## EXERCISE AIM
Search the listing below for the word "mean" and copy each line where it appears.

## THE RECORDS
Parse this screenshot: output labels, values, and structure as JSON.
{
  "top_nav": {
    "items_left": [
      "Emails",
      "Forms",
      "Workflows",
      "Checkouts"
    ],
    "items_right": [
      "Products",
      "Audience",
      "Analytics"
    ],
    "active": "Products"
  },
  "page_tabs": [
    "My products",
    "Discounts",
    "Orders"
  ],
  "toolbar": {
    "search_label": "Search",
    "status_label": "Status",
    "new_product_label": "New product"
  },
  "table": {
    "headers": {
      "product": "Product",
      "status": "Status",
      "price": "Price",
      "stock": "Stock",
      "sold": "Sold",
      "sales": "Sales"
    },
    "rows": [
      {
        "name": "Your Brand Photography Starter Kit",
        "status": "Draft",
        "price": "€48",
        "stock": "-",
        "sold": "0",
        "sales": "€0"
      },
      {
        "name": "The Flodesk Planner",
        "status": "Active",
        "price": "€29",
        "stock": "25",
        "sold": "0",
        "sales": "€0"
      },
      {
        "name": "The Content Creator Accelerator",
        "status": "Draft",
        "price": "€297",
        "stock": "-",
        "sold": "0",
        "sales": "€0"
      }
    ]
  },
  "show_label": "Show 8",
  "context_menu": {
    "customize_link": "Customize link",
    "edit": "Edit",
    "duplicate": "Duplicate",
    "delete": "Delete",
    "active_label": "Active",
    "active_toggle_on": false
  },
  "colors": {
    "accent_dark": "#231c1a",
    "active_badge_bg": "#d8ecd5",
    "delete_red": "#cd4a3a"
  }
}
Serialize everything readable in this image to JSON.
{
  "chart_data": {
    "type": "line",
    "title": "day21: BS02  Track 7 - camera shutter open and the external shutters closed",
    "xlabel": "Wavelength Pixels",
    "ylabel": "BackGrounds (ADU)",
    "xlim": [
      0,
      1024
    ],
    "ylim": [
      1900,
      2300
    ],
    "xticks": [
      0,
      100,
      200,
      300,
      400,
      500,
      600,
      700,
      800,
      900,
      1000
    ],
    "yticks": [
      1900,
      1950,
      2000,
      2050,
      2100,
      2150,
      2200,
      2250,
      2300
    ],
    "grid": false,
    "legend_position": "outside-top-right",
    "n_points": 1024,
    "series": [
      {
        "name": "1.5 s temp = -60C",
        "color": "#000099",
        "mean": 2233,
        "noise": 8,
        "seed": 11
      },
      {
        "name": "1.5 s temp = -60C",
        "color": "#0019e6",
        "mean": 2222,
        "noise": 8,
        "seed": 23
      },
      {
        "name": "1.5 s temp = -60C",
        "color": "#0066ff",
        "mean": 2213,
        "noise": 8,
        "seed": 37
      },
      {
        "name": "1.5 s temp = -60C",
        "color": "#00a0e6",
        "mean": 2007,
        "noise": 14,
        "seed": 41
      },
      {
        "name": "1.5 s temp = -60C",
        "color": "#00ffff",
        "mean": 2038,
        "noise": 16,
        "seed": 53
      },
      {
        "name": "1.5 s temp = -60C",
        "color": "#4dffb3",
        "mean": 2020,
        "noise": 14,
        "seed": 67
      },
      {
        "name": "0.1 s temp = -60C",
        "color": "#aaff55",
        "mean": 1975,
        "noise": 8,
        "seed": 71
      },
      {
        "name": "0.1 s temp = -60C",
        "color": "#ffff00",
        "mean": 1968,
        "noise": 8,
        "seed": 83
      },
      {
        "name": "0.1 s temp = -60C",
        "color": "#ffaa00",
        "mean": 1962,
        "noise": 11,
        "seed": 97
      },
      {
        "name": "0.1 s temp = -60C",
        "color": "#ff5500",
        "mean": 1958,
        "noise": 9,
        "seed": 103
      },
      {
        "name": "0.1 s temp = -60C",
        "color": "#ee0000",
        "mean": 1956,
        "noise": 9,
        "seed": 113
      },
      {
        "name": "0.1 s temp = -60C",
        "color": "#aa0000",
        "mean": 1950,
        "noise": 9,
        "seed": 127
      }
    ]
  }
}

## ANSWER FOR THE TASK
        "mean": 2233,
        "mean": 2222,
        "mean": 2213,
        "mean": 2007,
        "mean": 2038,
        "mean": 2020,
        "mean": 1975,
        "mean": 1968,
        "mean": 1962,
        "mean": 1958,
        "mean": 1956,
        "mean": 1950,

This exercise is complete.